* **PROMPT**
Write out the full set of records below exactly.

* **MATERIAL FOR THIS EXERCISE**
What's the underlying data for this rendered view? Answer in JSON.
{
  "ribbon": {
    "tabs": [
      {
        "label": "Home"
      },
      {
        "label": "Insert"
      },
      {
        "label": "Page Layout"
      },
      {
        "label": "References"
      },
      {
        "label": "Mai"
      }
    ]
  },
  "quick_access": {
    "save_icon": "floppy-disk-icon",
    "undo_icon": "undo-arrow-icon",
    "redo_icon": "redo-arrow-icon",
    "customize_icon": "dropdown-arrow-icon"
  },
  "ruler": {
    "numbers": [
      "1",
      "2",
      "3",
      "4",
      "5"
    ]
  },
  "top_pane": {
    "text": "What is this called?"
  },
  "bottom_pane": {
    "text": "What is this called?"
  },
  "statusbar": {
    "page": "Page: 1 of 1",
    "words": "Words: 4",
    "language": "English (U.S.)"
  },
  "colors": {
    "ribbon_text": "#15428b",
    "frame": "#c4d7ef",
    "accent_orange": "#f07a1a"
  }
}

* **ANSWER**
What's the underlying data for this rendered view? Answer in JSON.
{
  "ribbon": {
    "tabs": [
      {
        "label": "Home"
      },
      {
        "label": "Insert"
      },
      {
        "label": "Page Layout"
      },
      {
        "label": "References"
      },
      {
        "label": "Mai"
      }
    ]
  },
  "quick_access": {
    "save_icon": "floppy-disk-icon",
    "undo_icon": "undo-arrow-icon",
    "redo_icon": "redo-arrow-icon",
    "customize_icon": "dropdown-arrow-icon"
  },
  "ruler": {
    "numbers": [
      "1",
      "2",
      "3",
      "4",
      "5"
    ]
  },
  "top_pane": {
    "text": "What is this called?"
  },
  "bottom_pane": {
    "text": "What is this called?"
  },
  "statusbar": {
    "page": "Page: 1 of 1",
    "words": "Words: 4",
    "language": "English (U.S.)"
  },
  "colors": {
    "ribbon_text": "#15428b",
    "frame": "#c4d7ef",
    "accent_orange": "#f07a1a"
  }
}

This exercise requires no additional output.